┌──

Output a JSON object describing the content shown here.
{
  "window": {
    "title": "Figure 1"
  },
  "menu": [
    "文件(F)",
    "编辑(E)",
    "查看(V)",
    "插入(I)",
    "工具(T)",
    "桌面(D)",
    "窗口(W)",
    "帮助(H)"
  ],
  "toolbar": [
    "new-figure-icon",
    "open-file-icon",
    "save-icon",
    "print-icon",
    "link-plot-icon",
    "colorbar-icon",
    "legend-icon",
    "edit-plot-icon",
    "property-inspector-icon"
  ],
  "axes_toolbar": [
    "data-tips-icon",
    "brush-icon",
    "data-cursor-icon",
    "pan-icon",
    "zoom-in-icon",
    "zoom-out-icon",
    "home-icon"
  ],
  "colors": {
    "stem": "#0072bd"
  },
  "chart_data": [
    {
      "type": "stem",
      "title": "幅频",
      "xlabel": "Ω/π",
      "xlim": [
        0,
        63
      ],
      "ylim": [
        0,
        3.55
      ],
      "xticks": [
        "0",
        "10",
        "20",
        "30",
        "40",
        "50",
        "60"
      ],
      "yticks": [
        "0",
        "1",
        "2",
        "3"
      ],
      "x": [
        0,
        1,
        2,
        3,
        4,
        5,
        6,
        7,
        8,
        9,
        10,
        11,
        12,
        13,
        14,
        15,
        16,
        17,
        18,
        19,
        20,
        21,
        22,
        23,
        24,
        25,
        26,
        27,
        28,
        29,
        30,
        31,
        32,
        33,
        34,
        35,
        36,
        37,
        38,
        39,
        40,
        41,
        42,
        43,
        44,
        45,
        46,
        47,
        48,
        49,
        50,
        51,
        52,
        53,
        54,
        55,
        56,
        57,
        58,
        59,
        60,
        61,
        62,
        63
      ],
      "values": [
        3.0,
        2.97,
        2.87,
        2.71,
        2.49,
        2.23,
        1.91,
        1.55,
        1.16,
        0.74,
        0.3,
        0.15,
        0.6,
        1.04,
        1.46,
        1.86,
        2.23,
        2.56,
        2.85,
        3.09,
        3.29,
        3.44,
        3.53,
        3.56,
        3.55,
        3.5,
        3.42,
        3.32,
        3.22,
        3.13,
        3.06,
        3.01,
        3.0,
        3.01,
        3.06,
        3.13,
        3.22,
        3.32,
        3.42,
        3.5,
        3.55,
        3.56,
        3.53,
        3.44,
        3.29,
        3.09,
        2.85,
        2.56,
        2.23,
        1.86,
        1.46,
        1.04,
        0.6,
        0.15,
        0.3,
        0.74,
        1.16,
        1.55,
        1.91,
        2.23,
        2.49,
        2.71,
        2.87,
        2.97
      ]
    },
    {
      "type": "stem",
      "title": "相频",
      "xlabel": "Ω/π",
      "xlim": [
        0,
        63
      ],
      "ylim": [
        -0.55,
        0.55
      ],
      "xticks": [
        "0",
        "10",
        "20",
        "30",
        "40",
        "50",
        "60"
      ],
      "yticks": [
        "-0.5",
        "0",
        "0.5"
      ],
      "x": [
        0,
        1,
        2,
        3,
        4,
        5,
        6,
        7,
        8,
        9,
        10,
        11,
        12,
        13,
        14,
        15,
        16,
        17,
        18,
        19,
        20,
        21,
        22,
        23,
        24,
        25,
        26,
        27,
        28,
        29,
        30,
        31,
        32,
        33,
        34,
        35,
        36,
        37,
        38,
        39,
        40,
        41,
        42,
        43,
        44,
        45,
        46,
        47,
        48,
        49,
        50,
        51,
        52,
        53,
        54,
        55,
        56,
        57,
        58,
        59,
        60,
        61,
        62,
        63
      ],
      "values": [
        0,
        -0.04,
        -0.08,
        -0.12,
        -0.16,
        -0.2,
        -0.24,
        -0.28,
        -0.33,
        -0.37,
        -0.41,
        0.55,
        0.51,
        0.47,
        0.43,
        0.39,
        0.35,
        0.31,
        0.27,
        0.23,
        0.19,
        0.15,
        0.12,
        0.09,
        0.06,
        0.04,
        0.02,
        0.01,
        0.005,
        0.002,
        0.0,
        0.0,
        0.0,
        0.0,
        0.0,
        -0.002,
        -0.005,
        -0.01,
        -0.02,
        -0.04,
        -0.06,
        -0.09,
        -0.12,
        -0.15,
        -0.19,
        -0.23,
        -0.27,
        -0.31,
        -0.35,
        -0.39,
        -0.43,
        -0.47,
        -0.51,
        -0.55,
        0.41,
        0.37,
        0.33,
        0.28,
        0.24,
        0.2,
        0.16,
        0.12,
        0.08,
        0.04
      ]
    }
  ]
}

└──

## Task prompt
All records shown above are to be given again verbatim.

## Solution for this exercise
Output a JSON object describing the content shown here.
{
  "window": {
    "title": "Figure 1"
  },
  "menu": [
    "文件(F)",
    "编辑(E)",
    "查看(V)",
    "插入(I)",
    "工具(T)",
    "桌面(D)",
    "窗口(W)",
    "帮助(H)"
  ],
  "toolbar": [
    "new-figure-icon",
    "open-file-icon",
    "save-icon",
    "print-icon",
    "link-plot-icon",
    "colorbar-icon",
    "legend-icon",
    "edit-plot-icon",
    "property-inspector-icon"
  ],
  "axes_toolbar": [
    "data-tips-icon",
    "brush-icon",
    "data-cursor-icon",
    "pan-icon",
    "zoom-in-icon",
    "zoom-out-icon",
    "home-icon"
  ],
  "colors": {
    "stem": "#0072bd"
  },
  "chart_data": [
    {
      "type": "stem",
      "title": "幅频",
      "xlabel": "Ω/π",
      "xlim": [
        0,
        63
      ],
      "ylim": [
        0,
        3.55
      ],
      "xticks": [
        "0",
        "10",
        "20",
        "30",
        "40",
        "50",
        "60"
      ],
      "yticks": [
        "0",
        "1",
        "2",
        "3"
      ],
      "x": [
        0,
        1,
        2,
        3,
        4,
        5,
        6,
        7,
        8,
        9,
        10,
        11,
        12,
        13,
        14,
        15,
        16,
        17,
        18,
        19,
        20,
        21,
        22,
        23,
        24,
        25,
        26,
        27,
        28,
        29,
        30,
        31,
        32,
        33,
        34,
        35,
        36,
        37,
        38,
        39,
        40,
        41,
        42,
        43,
        44,
        45,
        46,
        47,
        48,
        49,
        50,
        51,
        52,
        53,
        54,
        55,
        56,
        57,
        58,
        59,
        60,
        61,
        62,
        63
      ],
      "values": [
        3.0,
        2.97,
        2.87,
        2.71,
        2.49,
        2.23,
        1.91,
        1.55,
        1.16,
        0.74,
        0.3,
        0.15,
        0.6,
        1.04,
        1.46,
        1.86,
        2.23,
        2.56,
        2.85,
        3.09,
        3.29,
        3.44,
        3.53,
        3.56,
        3.55,
        3.5,
        3.42,
        3.32,
        3.22,
        3.13,
        3.06,
        3.01,
        3.0,
        3.01,
        3.06,
        3.13,
        3.22,
        3.32,
        3.42,
        3.5,
        3.55,
        3.56,
        3.53,
        3.44,
        3.29,
        3.09,
        2.85,
        2.56,
        2.23,
        1.86,
        1.46,
        1.04,
        0.6,
        0.15,
        0.3,
        0.74,
        1.16,
        1.55,
        1.91,
        2.23,
        2.49,
        2.71,
        2.87,
        2.97
      ]
    },
    {
      "type": "stem",
      "title": "相频",
      "xlabel": "Ω/π",
      "xlim": [
        0,
        63
      ],
      "ylim": [
        -0.55,
        0.55
      ],
      "xticks": [
        "0",
        "10",
        "20",
        "30",
        "40",
        "50",
        "60"
      ],
      "yticks": [
        "-0.5",
        "0",
        "0.5"
      ],
      "x": [
        0,
        1,
        2,
        3,
        4,
        5,
        6,
        7,
        8,
        9,
        10,
        11,
        12,
        13,
        14,
        15,
        16,
        17,
        18,
        19,
        20,
        21,
        22,
        23,
        24,
        25,
        26,
        27,
        28,
        29,
        30,
        31,
        32,
        33,
        34,
        35,
        36,
        37,
        38,
        39,
        40,
        41,
        42,
        43,
        44,
        45,
        46,
        47,
        48,
        49,
        50,
        51,
        52,
        53,
        54,
        55,
        56,
        57,
        58,
        59,
        60,
        61,
        62,
        63
      ],
      "values": [
        0,
        -0.04,
        -0.08,
        -0.12,
        -0.16,
        -0.2,
        -0.24,
        -0.28,
        -0.33,
        -0.37,
        -0.41,
        0.55,
        0.51,
        0.47,
        0.43,
        0.39,
        0.35,
        0.31,
        0.27,
        0.23,
        0.19,
        0.15,
        0.12,
        0.09,
        0.06,
        0.04,
        0.02,
        0.01,
        0.005,
        0.002,
        0.0,
        0.0,
        0.0,
        0.0,
        0.0,
        -0.002,
        -0.005,
        -0.01,
        -0.02,
        -0.04,
        -0.06,
        -0.09,
        -0.12,
        -0.15,
        -0.19,
        -0.23,
        -0.27,
        -0.31,
        -0.35,
        -0.39,
        -0.43,
        -0.47,
        -0.51,
        -0.55,
        0.41,
        0.37,
        0.33,
        0.28,
        0.24,
        0.2,
        0.16,
        0.12,
        0.08,
        0.04
      ]
    }
  ]
}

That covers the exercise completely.